DESCRIPTION OF THE TASK
Copy out the lines below that hold the word "JSON".

[Data records for software interfaces]
--------
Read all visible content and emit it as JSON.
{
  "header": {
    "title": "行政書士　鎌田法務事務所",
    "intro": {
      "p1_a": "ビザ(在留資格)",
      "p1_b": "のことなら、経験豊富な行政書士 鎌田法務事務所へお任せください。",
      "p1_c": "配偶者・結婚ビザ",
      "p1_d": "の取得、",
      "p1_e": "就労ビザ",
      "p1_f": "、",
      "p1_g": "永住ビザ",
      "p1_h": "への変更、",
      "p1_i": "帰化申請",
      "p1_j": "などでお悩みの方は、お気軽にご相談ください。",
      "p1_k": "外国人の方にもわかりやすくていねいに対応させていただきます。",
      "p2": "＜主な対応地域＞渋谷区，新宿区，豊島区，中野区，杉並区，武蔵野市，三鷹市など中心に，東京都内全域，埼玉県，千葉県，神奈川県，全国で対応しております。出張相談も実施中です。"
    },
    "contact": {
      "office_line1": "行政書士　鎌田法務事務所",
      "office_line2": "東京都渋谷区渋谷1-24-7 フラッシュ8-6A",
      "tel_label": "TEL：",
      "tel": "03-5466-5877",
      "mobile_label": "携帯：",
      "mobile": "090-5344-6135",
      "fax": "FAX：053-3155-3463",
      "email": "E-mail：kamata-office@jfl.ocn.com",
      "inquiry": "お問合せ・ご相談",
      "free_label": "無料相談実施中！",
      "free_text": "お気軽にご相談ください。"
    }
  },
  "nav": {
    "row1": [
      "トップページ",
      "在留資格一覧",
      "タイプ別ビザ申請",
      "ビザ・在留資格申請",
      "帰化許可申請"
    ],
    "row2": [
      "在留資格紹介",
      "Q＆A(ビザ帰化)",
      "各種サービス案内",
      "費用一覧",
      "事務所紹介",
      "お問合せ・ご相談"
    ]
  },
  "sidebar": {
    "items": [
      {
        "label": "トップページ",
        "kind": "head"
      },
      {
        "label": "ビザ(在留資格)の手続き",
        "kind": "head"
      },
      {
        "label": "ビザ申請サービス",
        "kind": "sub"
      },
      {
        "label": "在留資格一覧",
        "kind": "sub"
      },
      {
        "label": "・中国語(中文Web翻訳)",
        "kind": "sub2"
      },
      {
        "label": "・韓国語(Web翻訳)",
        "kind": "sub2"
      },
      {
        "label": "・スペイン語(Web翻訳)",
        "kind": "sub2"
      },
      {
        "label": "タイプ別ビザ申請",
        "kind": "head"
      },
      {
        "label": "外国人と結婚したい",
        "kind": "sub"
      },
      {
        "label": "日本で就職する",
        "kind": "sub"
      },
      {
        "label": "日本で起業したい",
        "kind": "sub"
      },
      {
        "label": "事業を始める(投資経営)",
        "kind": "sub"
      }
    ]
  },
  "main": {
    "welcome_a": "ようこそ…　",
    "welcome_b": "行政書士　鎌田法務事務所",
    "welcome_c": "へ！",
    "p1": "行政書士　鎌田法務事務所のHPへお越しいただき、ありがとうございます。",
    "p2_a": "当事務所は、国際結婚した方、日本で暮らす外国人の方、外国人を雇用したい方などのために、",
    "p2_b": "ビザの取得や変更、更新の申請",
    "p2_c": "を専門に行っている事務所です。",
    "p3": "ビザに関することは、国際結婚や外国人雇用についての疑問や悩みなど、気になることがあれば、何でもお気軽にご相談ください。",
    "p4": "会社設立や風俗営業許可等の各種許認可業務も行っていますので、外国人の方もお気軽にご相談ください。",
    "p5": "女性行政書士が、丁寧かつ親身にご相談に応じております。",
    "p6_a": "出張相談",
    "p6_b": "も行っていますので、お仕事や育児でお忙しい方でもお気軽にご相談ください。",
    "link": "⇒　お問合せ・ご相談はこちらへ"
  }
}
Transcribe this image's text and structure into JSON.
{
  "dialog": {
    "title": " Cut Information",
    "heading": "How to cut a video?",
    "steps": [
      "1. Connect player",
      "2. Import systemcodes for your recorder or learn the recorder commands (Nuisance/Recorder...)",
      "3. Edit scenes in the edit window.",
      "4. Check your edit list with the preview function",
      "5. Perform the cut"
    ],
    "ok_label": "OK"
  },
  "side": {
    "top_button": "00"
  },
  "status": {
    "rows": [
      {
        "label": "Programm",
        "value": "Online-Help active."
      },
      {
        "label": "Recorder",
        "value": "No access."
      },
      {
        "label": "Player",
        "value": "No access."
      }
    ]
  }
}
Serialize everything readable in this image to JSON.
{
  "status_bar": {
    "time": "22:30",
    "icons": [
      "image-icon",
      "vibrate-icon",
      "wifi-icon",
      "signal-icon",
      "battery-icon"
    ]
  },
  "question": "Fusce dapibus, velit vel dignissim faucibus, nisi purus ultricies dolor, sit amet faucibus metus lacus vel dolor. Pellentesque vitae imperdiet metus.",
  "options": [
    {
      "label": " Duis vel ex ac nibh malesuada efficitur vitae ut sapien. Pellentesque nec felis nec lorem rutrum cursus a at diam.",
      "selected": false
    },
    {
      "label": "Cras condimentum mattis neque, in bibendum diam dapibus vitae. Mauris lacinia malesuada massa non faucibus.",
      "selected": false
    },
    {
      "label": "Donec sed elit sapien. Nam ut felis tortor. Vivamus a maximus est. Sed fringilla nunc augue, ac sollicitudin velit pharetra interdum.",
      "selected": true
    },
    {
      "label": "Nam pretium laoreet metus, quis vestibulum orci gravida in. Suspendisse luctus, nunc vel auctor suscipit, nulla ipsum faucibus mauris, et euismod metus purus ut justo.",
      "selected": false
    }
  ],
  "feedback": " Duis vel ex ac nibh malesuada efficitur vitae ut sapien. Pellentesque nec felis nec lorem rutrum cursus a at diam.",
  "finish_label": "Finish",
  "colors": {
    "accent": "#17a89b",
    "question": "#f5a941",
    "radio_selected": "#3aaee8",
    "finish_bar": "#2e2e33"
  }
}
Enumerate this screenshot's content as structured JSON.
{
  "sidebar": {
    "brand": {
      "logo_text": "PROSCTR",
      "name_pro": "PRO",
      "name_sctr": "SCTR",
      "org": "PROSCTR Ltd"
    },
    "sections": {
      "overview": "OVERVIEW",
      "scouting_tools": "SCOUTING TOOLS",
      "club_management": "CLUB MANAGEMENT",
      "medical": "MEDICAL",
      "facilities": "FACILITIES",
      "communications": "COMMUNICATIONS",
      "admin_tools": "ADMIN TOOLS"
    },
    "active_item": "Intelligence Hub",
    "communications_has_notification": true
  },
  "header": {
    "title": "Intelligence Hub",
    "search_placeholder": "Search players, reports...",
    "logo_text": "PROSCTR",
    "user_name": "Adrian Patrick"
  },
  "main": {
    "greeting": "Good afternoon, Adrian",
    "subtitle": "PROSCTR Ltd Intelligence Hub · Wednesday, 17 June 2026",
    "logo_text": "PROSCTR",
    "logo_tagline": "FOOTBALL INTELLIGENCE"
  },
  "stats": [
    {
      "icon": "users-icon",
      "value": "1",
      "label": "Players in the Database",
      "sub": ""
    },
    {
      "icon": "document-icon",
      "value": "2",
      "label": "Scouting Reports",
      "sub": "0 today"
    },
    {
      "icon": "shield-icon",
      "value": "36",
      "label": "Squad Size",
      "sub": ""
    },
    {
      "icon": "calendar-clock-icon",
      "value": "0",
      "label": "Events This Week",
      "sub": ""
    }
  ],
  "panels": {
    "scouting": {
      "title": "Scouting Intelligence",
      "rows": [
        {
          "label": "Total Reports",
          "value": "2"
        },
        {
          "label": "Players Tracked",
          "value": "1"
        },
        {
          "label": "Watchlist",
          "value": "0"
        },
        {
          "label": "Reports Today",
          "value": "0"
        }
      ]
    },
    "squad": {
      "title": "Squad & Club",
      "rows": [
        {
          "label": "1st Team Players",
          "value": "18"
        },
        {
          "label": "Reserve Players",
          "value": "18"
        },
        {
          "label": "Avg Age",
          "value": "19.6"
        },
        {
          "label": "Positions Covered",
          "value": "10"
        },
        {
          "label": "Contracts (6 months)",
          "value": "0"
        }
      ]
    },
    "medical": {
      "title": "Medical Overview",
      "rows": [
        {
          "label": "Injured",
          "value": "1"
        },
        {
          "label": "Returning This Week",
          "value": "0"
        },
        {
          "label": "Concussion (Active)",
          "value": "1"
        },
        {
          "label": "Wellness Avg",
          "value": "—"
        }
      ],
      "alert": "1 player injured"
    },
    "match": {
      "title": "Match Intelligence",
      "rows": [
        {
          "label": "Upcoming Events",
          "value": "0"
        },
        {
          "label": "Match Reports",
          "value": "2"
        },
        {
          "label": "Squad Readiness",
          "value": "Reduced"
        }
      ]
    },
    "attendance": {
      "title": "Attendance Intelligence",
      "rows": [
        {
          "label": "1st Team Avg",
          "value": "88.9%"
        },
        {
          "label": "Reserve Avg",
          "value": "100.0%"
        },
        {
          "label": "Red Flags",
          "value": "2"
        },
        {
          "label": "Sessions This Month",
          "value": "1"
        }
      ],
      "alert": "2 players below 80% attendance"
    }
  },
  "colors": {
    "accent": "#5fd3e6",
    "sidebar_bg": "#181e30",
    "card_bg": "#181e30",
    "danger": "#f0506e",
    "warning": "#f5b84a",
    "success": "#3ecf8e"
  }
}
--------
COMPLETED EXERCISE
Read all visible content and emit it as JSON.
Transcribe this image's text and structure into JSON.
Serialize everything readable in this image to JSON.
Enumerate this screenshot's content as structured JSON.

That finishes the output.